• _TASK DETAILS_
Return all lines of the listing below that carry the word "icon".

-------

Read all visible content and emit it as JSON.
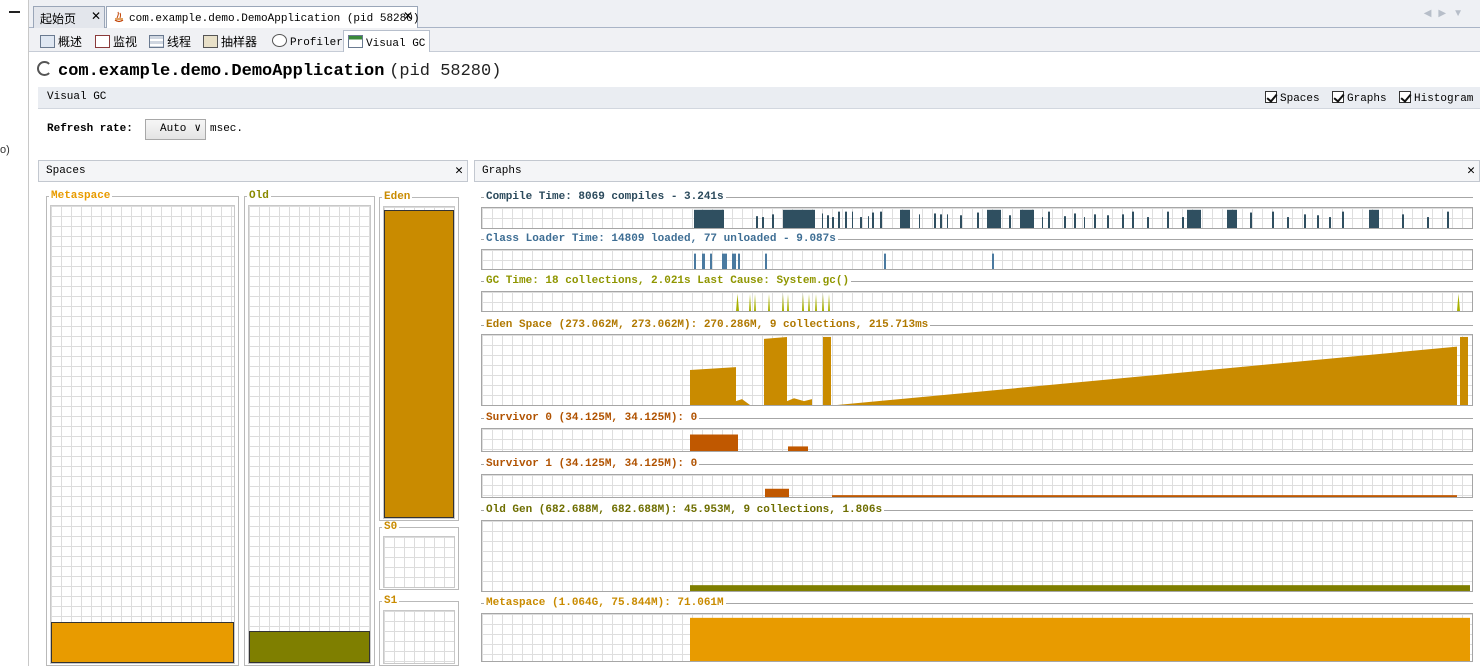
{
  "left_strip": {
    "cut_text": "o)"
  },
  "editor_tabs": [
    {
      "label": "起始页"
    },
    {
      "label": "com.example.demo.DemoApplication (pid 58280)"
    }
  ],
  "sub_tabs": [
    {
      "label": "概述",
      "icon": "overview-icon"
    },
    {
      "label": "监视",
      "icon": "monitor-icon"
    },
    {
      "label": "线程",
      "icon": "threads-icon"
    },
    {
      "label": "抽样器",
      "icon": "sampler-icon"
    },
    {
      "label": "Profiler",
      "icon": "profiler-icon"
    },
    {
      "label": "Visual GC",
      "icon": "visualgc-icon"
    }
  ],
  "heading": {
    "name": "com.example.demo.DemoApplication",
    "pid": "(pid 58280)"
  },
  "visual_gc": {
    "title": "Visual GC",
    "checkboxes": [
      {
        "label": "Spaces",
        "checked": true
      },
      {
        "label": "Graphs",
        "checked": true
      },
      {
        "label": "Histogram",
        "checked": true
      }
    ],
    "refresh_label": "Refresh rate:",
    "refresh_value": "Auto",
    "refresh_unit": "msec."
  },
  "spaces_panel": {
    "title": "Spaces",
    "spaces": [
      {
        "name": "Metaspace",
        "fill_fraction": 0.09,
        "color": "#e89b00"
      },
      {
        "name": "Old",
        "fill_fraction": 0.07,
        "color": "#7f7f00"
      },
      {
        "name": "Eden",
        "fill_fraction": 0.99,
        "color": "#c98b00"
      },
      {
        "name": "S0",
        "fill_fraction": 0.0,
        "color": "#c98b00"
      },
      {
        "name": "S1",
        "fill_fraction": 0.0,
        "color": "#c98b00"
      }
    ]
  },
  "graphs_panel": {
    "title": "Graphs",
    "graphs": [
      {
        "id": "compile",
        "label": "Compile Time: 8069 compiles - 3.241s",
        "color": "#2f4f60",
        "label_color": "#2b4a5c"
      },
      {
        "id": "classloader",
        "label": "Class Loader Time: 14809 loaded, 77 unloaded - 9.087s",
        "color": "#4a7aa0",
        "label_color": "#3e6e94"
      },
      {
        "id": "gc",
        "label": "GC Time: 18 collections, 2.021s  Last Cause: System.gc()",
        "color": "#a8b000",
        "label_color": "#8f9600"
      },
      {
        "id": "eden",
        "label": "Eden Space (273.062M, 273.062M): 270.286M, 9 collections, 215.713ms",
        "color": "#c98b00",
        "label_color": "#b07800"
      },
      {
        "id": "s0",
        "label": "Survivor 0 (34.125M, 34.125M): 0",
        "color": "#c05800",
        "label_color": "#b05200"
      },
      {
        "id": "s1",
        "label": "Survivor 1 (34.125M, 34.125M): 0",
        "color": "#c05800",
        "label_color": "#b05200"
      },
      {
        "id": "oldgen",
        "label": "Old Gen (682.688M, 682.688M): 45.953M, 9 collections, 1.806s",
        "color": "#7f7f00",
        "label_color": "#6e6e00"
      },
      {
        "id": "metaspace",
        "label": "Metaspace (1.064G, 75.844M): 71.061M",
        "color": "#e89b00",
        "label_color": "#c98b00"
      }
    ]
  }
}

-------

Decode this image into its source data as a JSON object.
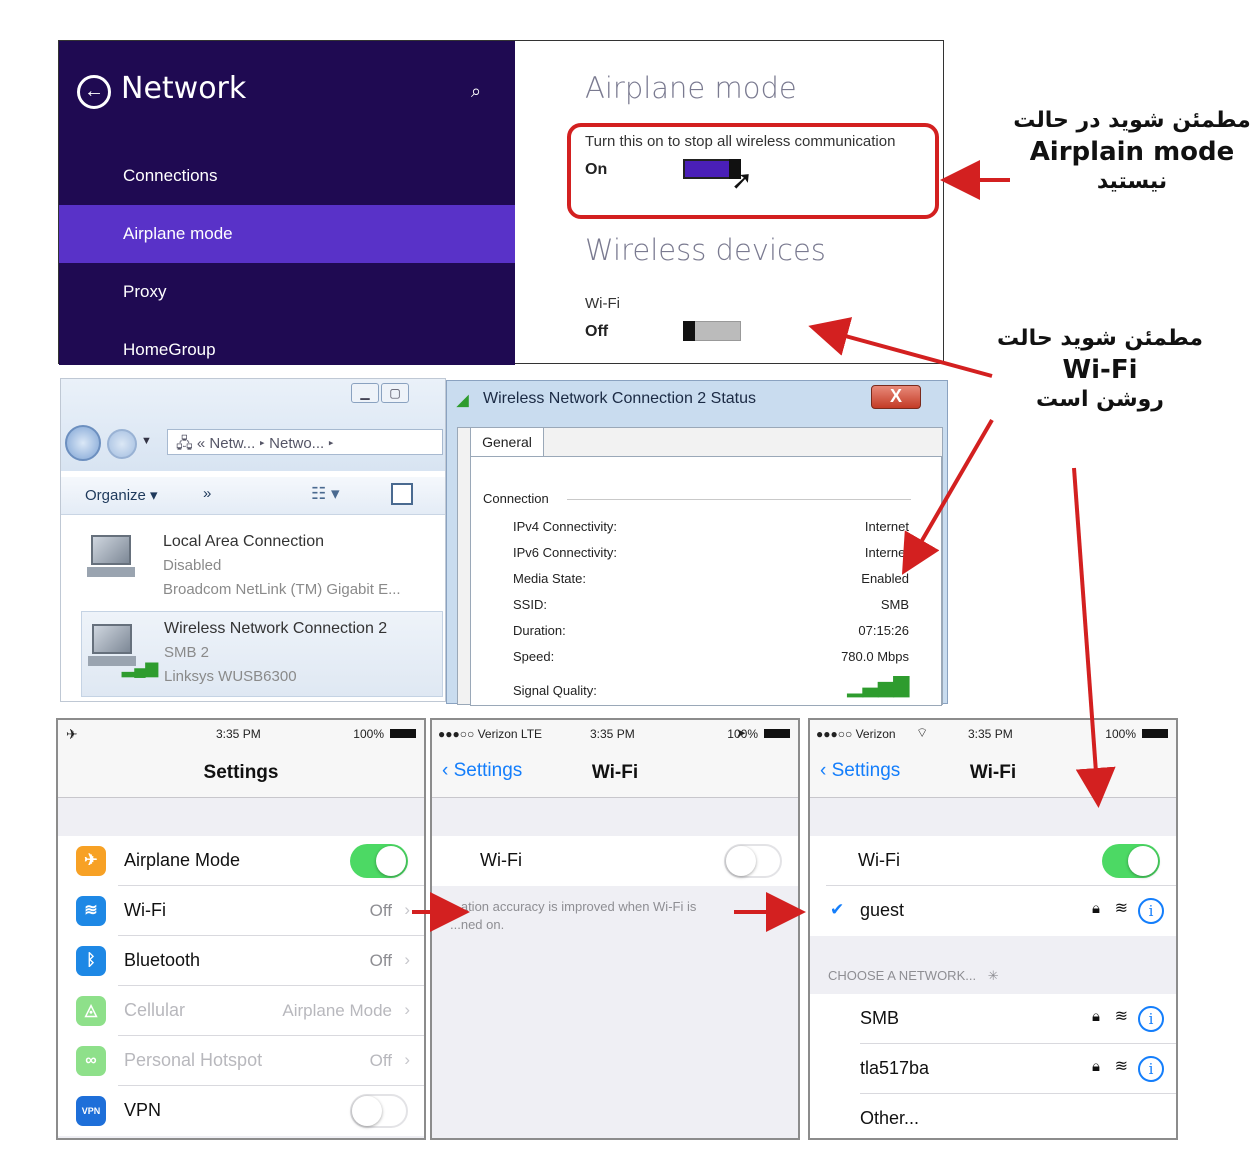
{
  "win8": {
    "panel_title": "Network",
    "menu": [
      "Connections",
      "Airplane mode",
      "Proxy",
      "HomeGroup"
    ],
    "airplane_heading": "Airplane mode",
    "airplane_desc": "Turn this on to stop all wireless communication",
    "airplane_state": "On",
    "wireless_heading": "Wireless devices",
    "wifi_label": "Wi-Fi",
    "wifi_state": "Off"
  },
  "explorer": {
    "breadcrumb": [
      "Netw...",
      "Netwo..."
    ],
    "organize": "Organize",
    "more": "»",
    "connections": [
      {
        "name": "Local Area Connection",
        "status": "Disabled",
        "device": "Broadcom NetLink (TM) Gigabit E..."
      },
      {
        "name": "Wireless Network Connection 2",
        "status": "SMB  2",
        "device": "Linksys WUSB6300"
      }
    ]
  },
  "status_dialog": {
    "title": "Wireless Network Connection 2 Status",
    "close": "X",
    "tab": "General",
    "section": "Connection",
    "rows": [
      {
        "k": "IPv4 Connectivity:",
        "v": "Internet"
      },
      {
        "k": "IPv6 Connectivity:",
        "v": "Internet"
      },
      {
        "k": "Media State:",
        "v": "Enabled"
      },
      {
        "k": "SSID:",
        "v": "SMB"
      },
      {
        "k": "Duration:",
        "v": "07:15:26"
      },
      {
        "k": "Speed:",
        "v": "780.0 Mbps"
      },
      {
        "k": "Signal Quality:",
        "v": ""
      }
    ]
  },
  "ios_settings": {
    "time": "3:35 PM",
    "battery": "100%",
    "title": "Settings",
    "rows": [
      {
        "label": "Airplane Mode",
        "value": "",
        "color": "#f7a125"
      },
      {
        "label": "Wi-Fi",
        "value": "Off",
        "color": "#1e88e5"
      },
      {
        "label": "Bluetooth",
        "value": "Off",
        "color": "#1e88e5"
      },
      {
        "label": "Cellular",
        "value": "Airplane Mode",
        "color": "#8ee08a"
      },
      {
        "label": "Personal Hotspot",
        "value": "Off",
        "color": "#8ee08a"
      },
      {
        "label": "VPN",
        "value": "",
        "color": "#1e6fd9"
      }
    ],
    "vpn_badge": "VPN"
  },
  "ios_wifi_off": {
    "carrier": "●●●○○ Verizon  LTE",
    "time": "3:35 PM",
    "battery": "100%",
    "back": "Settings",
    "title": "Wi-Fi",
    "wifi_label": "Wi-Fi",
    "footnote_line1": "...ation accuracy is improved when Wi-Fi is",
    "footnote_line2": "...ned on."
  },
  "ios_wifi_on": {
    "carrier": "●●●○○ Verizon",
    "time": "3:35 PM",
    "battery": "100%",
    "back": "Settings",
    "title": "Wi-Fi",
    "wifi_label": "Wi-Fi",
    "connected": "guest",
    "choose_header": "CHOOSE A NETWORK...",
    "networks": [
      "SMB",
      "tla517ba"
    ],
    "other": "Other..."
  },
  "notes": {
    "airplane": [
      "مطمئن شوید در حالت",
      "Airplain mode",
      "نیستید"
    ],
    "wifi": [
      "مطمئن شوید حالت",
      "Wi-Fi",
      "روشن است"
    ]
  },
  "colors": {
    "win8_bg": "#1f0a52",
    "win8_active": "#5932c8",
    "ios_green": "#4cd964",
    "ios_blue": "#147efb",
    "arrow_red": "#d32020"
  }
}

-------

• _ANSWER TO THIS EXERCISE_
      "icon": "overview-icon"
      "icon": "monitor-icon"
      "icon": "threads-icon"
      "icon": "sampler-icon"
      "icon": "profiler-icon"
      "icon": "visualgc-icon"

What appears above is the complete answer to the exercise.